(Data extracts Opens)

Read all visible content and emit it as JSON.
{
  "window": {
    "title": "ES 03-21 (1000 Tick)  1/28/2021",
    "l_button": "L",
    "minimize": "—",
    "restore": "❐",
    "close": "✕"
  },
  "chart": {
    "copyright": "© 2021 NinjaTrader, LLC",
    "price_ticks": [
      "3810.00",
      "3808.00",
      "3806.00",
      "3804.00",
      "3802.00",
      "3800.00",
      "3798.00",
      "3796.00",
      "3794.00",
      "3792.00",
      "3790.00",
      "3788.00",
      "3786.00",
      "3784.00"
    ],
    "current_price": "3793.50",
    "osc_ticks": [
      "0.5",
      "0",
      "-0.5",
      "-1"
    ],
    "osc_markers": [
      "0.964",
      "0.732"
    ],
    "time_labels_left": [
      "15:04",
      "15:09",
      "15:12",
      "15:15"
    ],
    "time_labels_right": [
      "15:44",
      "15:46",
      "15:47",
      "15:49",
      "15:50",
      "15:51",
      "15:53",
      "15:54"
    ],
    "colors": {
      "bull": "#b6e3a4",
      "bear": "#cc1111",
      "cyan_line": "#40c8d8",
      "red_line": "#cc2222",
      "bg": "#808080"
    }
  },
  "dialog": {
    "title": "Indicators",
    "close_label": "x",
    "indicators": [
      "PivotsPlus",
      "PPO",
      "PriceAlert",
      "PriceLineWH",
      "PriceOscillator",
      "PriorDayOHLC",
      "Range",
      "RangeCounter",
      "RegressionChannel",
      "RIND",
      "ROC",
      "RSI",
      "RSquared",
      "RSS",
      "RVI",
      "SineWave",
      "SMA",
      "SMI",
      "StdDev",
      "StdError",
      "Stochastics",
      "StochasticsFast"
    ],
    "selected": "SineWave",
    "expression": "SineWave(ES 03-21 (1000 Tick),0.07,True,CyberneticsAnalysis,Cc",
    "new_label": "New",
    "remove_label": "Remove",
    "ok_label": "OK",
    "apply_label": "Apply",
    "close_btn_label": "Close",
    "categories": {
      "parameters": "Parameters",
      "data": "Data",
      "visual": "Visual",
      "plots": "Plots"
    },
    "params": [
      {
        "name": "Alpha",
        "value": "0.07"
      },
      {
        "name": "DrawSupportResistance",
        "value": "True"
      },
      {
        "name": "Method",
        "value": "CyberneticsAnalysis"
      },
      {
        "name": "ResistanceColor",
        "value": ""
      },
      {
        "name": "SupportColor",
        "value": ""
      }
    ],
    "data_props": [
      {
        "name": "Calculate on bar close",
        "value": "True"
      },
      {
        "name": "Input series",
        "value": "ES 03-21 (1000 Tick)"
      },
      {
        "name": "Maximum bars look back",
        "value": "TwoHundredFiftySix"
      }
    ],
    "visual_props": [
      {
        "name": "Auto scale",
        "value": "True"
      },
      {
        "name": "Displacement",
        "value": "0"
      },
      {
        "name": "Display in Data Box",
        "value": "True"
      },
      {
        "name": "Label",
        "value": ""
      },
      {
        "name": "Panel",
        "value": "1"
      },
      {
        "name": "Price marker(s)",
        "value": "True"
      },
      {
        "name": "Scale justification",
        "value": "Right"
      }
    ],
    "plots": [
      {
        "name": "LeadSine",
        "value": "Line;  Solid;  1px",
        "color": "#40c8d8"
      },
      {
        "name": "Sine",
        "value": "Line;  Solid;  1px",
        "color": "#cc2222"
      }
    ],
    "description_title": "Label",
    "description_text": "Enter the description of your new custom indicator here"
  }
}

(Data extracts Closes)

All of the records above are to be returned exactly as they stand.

Read all visible content and emit it as JSON.
{
  "window": {
    "title": "ES 03-21 (1000 Tick)  1/28/2021",
    "l_button": "L",
    "minimize": "—",
    "restore": "❐",
    "close": "✕"
  },
  "chart": {
    "copyright": "© 2021 NinjaTrader, LLC",
    "price_ticks": [
      "3810.00",
      "3808.00",
      "3806.00",
      "3804.00",
      "3802.00",
      "3800.00",
      "3798.00",
      "3796.00",
      "3794.00",
      "3792.00",
      "3790.00",
      "3788.00",
      "3786.00",
      "3784.00"
    ],
    "current_price": "3793.50",
    "osc_ticks": [
      "0.5",
      "0",
      "-0.5",
      "-1"
    ],
    "osc_markers": [
      "0.964",
      "0.732"
    ],
    "time_labels_left": [
      "15:04",
      "15:09",
      "15:12",
      "15:15"
    ],
    "time_labels_right": [
      "15:44",
      "15:46",
      "15:47",
      "15:49",
      "15:50",
      "15:51",
      "15:53",
      "15:54"
    ],
    "colors": {
      "bull": "#b6e3a4",
      "bear": "#cc1111",
      "cyan_line": "#40c8d8",
      "red_line": "#cc2222",
      "bg": "#808080"
    }
  },
  "dialog": {
    "title": "Indicators",
    "close_label": "x",
    "indicators": [
      "PivotsPlus",
      "PPO",
      "PriceAlert",
      "PriceLineWH",
      "PriceOscillator",
      "PriorDayOHLC",
      "Range",
      "RangeCounter",
      "RegressionChannel",
      "RIND",
      "ROC",
      "RSI",
      "RSquared",
      "RSS",
      "RVI",
      "SineWave",
      "SMA",
      "SMI",
      "StdDev",
      "StdError",
      "Stochastics",
      "StochasticsFast"
    ],
    "selected": "SineWave",
    "expression": "SineWave(ES 03-21 (1000 Tick),0.07,True,CyberneticsAnalysis,Cc",
    "new_label": "New",
    "remove_label": "Remove",
    "ok_label": "OK",
    "apply_label": "Apply",
    "close_btn_label": "Close",
    "categories": {
      "parameters": "Parameters",
      "data": "Data",
      "visual": "Visual",
      "plots": "Plots"
    },
    "params": [
      {
        "name": "Alpha",
        "value": "0.07"
      },
      {
        "name": "DrawSupportResistance",
        "value": "True"
      },
      {
        "name": "Method",
        "value": "CyberneticsAnalysis"
      },
      {
        "name": "ResistanceColor",
        "value": ""
      },
      {
        "name": "SupportColor",
        "value": ""
      }
    ],
    "data_props": [
      {
        "name": "Calculate on bar close",
        "value": "True"
      },
      {
        "name": "Input series",
        "value": "ES 03-21 (1000 Tick)"
      },
      {
        "name": "Maximum bars look back",
        "value": "TwoHundredFiftySix"
      }
    ],
    "visual_props": [
      {
        "name": "Auto scale",
        "value": "True"
      },
      {
        "name": "Displacement",
        "value": "0"
      },
      {
        "name": "Display in Data Box",
        "value": "True"
      },
      {
        "name": "Label",
        "value": ""
      },
      {
        "name": "Panel",
        "value": "1"
      },
      {
        "name": "Price marker(s)",
        "value": "True"
      },
      {
        "name": "Scale justification",
        "value": "Right"
      }
    ],
    "plots": [
      {
        "name": "LeadSine",
        "value": "Line;  Solid;  1px",
        "color": "#40c8d8"
      },
      {
        "name": "Sine",
        "value": "Line;  Solid;  1px",
        "color": "#cc2222"
      }
    ],
    "description_title": "Label",
    "description_text": "Enter the description of your new custom indicator here"
  }
}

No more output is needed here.